Data excerpts.

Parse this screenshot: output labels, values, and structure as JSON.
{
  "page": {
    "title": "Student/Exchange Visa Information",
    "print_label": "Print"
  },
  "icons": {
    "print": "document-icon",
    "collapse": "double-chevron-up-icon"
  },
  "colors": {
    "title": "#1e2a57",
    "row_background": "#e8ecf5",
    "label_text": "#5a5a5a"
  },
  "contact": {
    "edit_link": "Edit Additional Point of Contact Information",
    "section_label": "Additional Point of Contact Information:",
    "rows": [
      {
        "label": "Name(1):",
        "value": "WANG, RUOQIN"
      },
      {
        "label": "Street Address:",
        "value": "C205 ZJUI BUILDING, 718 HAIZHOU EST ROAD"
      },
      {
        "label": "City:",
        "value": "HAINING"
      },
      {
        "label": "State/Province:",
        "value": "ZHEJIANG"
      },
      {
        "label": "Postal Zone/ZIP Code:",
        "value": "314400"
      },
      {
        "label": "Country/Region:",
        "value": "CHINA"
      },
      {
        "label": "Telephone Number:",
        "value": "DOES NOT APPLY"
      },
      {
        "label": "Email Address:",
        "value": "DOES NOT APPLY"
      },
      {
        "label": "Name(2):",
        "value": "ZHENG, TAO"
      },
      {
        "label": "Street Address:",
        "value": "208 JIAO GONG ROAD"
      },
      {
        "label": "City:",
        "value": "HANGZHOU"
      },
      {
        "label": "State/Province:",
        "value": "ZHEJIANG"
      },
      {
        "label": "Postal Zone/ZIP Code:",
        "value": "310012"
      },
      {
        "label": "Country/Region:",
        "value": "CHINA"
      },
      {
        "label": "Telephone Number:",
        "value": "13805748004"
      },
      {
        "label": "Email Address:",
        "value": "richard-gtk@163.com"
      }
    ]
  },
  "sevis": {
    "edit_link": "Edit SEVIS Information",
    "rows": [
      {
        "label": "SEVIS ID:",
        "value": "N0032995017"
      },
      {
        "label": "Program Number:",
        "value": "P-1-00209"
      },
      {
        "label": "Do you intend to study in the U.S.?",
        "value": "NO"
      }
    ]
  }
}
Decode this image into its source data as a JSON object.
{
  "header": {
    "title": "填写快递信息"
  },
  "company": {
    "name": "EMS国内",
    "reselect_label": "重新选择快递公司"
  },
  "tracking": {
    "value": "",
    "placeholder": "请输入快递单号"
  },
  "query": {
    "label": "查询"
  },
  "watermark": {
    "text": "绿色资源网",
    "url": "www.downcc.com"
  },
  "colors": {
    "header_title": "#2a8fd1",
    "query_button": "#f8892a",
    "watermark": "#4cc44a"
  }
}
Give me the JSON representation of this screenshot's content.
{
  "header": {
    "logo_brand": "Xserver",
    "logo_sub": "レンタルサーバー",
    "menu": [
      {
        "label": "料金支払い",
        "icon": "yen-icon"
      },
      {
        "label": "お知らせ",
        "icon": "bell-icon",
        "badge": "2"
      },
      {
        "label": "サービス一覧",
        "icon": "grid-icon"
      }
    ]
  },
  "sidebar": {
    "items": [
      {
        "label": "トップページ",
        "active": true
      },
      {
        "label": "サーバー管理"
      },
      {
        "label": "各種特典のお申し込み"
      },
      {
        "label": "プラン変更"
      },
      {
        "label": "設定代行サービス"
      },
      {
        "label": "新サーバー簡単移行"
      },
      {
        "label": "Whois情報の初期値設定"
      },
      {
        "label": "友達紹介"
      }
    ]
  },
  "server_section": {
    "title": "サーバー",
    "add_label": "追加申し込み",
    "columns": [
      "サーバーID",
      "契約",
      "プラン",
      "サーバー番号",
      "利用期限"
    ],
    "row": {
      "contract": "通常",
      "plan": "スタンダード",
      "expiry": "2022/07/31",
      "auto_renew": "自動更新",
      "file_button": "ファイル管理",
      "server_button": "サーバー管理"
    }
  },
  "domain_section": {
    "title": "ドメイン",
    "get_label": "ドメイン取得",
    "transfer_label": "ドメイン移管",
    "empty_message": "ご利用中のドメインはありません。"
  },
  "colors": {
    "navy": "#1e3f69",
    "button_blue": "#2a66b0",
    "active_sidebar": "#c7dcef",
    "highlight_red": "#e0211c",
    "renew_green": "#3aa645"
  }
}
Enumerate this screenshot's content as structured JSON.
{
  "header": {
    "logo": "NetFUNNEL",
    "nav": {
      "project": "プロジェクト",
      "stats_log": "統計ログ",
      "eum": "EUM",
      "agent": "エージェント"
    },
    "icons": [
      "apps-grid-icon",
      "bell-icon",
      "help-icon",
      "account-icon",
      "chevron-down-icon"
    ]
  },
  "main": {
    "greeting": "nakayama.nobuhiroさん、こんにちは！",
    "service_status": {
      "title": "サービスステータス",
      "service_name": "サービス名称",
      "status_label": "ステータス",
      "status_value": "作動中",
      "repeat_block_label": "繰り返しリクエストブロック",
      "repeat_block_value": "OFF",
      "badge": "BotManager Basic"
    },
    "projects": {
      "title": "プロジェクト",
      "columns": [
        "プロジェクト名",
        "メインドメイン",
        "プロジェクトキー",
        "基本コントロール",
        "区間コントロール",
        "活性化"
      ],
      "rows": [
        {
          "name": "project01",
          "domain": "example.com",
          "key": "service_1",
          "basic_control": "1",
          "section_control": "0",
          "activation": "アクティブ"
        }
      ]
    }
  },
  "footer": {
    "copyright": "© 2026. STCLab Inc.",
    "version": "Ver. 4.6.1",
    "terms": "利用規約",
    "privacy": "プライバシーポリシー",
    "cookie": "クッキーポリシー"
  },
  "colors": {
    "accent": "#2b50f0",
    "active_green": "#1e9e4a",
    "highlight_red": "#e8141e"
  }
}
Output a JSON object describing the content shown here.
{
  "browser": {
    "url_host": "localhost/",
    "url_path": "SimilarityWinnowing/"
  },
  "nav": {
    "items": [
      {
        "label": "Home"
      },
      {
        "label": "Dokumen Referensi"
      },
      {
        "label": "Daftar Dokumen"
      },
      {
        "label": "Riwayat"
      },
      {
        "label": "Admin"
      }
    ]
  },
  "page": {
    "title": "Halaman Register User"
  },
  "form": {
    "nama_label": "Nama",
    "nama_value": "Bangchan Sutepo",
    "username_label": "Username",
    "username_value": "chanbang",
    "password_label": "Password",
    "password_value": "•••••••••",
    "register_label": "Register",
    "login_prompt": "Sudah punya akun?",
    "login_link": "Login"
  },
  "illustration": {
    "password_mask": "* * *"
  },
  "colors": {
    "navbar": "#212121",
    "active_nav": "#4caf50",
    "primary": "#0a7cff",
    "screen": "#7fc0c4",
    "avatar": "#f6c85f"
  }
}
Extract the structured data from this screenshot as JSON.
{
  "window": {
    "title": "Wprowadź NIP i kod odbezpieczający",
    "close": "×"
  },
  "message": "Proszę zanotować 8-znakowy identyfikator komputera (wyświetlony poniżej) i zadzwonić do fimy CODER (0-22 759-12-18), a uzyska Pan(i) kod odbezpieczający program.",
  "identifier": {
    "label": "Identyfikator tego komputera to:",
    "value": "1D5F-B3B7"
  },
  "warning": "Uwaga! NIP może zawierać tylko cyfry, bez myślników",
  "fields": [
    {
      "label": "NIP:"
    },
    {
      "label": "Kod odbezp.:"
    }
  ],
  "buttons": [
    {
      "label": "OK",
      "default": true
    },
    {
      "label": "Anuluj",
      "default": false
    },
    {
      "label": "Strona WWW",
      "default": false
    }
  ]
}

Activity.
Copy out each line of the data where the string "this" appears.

Task output.
Parse this screenshot: output labels, values, and structure as JSON.
Decode this image into its source data as a JSON object.
Give me the JSON representation of this screenshot's content.
Enumerate this screenshot's content as structured JSON.
Extract the structured data from this screenshot as JSON.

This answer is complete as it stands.